(EXERCISE DETAILS):
The response must consist of each line in the listing that has the word "CADASTRAR" in it.

(RECORDS SUPPLIED):
BEGIN

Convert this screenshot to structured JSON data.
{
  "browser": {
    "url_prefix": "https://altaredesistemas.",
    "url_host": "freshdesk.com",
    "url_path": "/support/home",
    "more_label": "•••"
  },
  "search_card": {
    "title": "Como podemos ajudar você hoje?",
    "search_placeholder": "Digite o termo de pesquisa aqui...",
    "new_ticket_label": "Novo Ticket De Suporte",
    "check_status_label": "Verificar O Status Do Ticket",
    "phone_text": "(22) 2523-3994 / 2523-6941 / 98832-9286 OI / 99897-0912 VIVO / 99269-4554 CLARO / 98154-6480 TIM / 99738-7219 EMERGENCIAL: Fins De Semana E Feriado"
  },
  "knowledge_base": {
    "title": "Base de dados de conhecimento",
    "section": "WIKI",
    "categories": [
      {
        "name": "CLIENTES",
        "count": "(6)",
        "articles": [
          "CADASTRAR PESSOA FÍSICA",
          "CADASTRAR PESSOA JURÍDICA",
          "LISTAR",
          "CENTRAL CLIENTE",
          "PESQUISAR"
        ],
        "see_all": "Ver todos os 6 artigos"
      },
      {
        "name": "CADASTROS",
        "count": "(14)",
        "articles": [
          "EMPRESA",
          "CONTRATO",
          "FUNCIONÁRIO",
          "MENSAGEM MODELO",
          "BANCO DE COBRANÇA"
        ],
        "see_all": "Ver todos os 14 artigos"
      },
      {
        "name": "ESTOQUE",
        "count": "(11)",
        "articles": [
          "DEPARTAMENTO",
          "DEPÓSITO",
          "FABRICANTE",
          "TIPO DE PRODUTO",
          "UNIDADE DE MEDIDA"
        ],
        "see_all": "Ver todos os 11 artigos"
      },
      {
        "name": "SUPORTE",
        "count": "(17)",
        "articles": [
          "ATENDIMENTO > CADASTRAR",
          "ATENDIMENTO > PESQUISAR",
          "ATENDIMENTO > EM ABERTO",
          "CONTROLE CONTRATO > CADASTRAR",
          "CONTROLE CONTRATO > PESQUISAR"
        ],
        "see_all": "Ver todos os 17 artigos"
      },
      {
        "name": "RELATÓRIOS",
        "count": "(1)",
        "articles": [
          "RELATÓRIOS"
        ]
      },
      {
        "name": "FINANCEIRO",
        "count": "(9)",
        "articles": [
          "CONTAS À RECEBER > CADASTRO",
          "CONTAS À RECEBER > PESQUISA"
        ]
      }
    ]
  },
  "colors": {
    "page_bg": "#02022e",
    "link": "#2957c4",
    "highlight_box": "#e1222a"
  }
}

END

(ANSWER TO THE PROBLEM):
          "CADASTRAR PESSOA FÍSICA",
          "CADASTRAR PESSOA JURÍDICA",
          "ATENDIMENTO > CADASTRAR",
          "CONTROLE CONTRATO > CADASTRAR",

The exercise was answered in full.